### WHAT TO PRODUCE
Your copy starts at the line containing "Output a JSON" and ends at the last line of the material below. Reproduce those lines exactly, with no pictures.

### DATA FOR THE TASK
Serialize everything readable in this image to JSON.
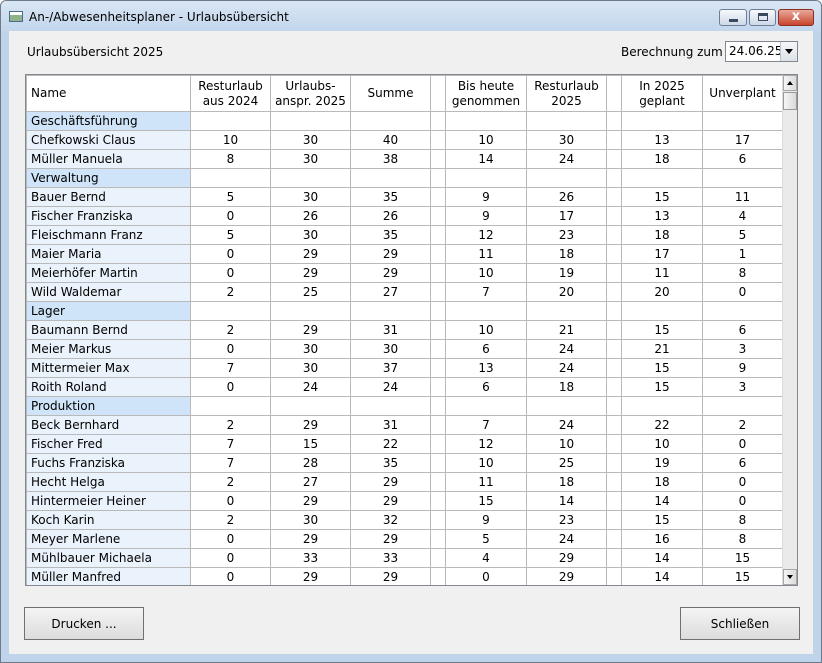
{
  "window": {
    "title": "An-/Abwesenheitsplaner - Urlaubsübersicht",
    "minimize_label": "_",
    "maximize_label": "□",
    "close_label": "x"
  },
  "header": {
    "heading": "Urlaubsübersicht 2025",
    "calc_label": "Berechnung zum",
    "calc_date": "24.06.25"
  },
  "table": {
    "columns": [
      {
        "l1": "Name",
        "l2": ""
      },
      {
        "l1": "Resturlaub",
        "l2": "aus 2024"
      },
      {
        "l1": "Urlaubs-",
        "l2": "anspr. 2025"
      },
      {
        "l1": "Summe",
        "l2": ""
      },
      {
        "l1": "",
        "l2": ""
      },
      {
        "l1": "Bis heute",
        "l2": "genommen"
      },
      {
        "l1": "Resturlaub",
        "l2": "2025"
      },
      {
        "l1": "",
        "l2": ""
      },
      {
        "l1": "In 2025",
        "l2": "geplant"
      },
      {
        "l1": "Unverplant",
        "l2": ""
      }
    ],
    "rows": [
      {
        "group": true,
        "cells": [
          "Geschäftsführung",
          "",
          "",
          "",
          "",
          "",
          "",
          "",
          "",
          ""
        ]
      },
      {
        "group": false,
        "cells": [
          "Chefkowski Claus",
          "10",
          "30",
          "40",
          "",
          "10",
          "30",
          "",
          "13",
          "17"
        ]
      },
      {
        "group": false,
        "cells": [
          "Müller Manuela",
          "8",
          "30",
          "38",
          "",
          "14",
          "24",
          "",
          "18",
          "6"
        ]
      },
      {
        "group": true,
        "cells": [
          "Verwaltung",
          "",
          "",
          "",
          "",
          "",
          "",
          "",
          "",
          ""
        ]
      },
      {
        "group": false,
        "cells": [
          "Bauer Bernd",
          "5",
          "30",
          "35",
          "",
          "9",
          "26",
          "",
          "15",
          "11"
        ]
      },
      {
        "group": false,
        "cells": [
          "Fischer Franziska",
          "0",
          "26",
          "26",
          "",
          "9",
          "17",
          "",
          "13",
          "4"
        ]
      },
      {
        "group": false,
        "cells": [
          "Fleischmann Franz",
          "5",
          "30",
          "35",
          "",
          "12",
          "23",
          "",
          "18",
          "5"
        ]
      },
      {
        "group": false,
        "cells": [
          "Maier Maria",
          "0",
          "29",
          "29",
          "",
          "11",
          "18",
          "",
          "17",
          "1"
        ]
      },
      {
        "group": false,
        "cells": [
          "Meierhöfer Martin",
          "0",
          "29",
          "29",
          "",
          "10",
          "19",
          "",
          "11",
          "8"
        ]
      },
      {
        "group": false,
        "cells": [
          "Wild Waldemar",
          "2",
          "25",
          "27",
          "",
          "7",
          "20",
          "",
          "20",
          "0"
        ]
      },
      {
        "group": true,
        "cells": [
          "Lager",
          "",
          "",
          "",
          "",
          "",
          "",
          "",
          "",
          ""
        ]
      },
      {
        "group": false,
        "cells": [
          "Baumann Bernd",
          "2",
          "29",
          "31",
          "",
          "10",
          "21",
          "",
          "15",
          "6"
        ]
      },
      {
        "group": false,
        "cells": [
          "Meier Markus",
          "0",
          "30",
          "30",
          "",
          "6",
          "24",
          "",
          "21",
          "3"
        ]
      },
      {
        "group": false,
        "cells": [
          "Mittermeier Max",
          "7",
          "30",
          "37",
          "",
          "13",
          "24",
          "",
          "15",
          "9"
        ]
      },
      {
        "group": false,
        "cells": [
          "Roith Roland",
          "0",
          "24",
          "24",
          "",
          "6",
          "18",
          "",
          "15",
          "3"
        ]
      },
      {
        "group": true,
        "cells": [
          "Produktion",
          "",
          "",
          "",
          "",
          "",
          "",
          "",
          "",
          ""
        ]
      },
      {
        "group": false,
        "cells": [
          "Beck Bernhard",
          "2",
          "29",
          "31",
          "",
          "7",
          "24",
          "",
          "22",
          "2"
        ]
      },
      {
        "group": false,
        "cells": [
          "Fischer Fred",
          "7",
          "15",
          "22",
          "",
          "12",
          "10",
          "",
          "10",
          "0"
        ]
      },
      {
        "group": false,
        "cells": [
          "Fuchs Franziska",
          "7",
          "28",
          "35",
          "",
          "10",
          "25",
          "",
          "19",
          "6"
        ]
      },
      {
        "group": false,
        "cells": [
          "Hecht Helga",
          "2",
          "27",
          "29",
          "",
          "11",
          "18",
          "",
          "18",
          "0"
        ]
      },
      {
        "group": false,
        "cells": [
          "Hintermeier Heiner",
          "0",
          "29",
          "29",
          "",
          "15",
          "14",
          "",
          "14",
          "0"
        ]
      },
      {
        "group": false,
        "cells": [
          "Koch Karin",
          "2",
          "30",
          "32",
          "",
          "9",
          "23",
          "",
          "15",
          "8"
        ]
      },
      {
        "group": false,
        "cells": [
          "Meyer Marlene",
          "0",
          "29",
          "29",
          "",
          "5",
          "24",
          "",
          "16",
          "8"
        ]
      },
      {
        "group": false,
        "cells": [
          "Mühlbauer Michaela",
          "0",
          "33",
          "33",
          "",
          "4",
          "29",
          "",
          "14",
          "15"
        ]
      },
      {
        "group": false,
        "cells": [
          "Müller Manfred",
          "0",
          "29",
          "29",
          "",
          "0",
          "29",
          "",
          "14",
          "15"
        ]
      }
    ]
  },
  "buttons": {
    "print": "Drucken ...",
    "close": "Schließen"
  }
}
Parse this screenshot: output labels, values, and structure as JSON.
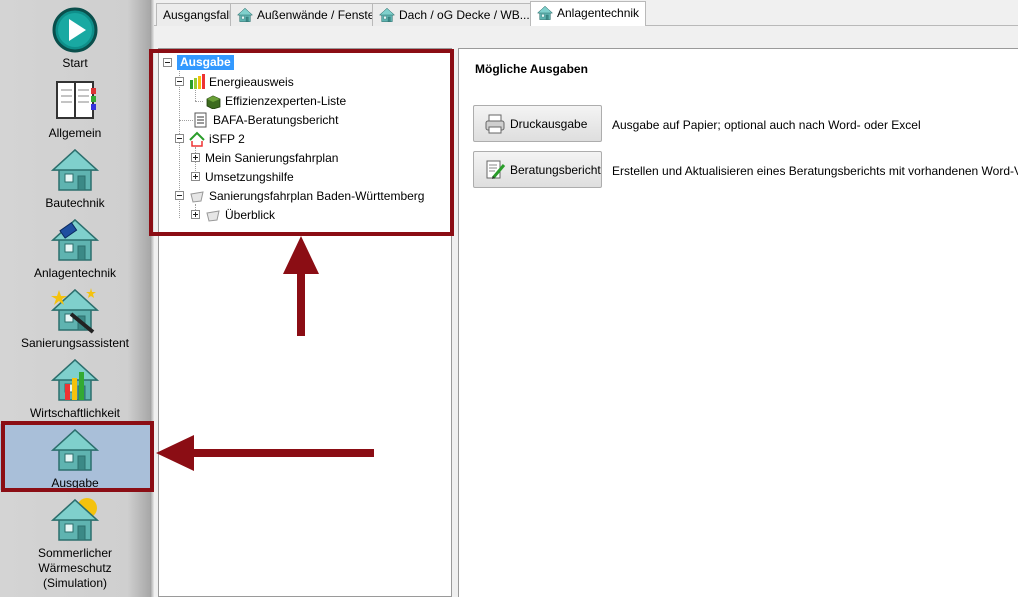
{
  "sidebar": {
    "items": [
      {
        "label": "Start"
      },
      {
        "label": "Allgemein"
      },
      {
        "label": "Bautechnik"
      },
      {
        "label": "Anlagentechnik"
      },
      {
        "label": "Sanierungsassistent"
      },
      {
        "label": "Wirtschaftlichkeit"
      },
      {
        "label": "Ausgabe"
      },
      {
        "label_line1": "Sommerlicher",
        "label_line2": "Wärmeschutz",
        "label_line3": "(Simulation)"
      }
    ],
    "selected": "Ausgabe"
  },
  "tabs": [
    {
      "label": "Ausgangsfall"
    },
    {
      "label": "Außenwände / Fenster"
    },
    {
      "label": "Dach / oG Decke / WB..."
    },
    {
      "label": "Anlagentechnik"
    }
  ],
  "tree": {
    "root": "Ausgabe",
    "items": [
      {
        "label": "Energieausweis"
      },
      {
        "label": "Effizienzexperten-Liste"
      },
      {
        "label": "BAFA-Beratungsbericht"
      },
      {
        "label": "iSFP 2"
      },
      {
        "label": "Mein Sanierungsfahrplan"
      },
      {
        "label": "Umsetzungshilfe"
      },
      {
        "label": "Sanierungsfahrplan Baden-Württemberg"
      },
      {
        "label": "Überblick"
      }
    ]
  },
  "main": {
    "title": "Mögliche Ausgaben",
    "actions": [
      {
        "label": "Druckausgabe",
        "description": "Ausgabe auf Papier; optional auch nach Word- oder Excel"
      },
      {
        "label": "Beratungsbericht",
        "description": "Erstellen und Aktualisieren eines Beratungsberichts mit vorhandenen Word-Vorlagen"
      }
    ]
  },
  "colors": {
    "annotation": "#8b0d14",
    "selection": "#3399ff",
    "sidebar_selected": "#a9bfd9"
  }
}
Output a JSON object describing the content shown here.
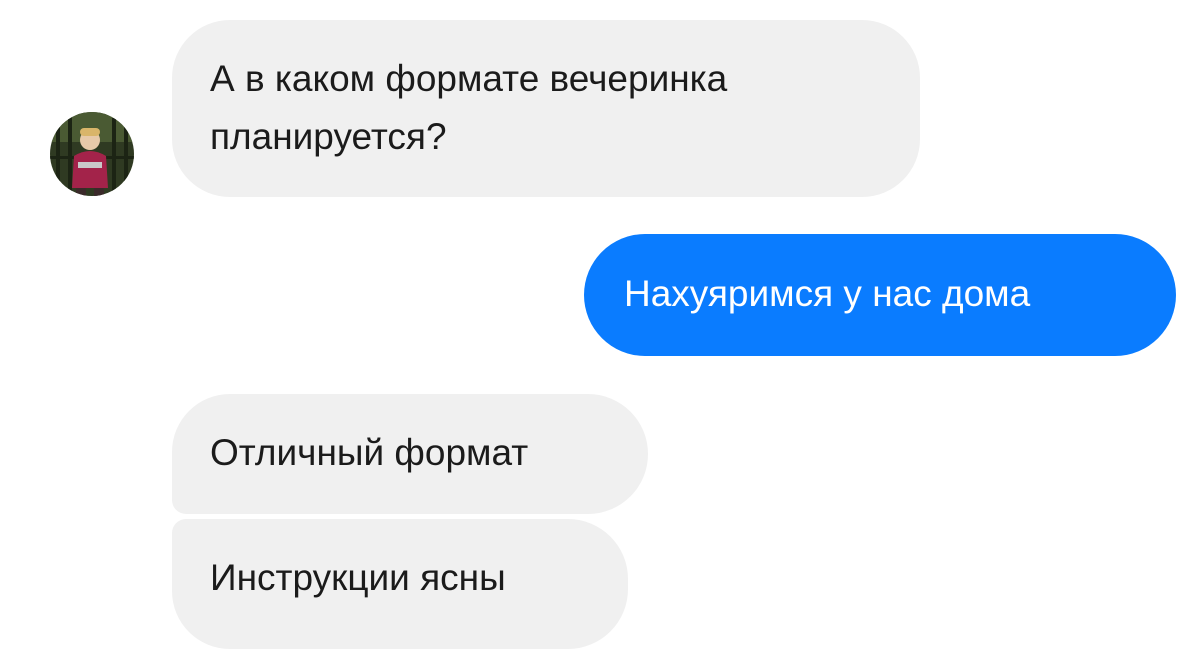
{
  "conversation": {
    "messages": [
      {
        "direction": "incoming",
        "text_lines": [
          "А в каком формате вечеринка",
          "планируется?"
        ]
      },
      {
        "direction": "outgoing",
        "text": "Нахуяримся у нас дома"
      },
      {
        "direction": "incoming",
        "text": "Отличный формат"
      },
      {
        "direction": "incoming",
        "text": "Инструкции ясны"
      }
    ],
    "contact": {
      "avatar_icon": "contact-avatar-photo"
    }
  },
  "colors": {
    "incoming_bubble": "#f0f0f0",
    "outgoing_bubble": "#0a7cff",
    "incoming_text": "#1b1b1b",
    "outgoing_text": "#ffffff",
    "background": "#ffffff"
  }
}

### RESPONSE
Output a JSON object describing the content shown here.
{
  "conversation": {
    "messages": [
      {
        "direction": "incoming",
        "text_lines": [
          "А в каком формате вечеринка",
          "планируется?"
        ]
      },
      {
        "direction": "outgoing",
        "text": "Нахуяримся у нас дома"
      },
      {
        "direction": "incoming",
        "text": "Отличный формат"
      },
      {
        "direction": "incoming",
        "text": "Инструкции ясны"
      }
    ],
    "contact": {
      "avatar_icon": "contact-avatar-photo"
    }
  },
  "colors": {
    "incoming_bubble": "#f0f0f0",
    "outgoing_bubble": "#0a7cff",
    "incoming_text": "#1b1b1b",
    "outgoing_text": "#ffffff",
    "background": "#ffffff"
  }
}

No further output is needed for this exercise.